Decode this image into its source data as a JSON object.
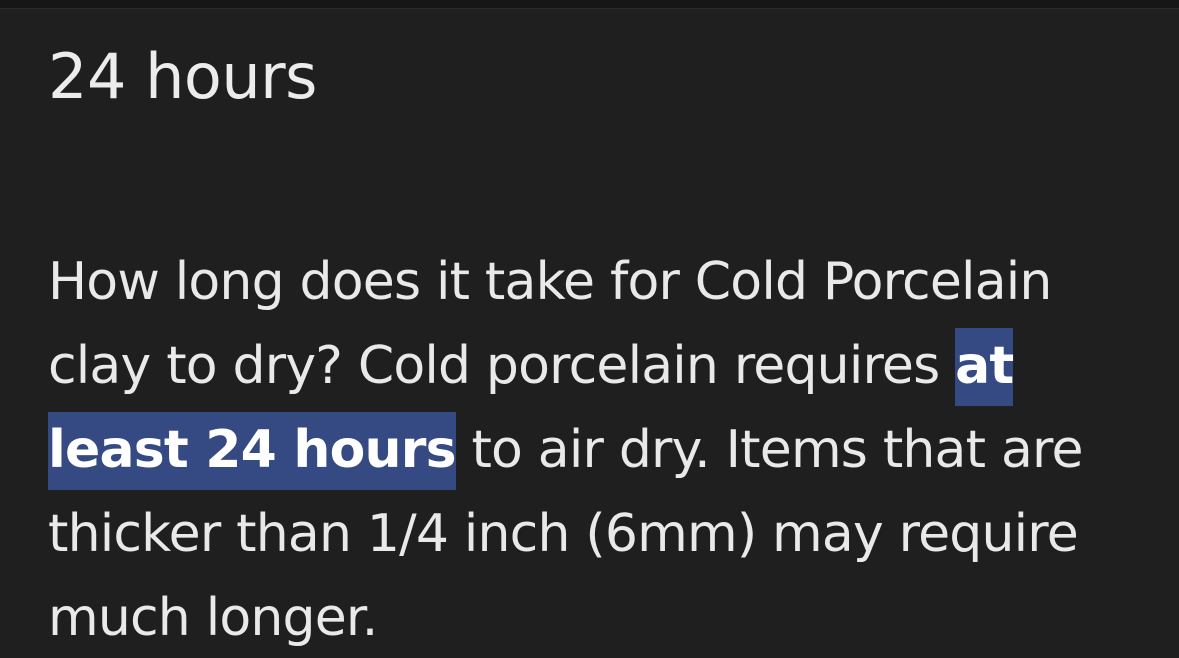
{
  "answer": {
    "title": "24 hours"
  },
  "snippet": {
    "before_highlight": "How long does it take for Cold Porcelain clay to dry? Cold porcelain requires ",
    "highlight": "at least 24 hours",
    "after_highlight": " to air dry. Items that are thicker than 1/4 inch (6mm) may require much longer."
  },
  "colors": {
    "background": "#1f1f1f",
    "text": "#e9e9e9",
    "highlight_background": "#354a82",
    "highlight_text": "#ffffff"
  }
}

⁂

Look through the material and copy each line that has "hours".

# WRITTEN RESPONSE:
    "title": "24 hours"
    "highlight": "at least 24 hours",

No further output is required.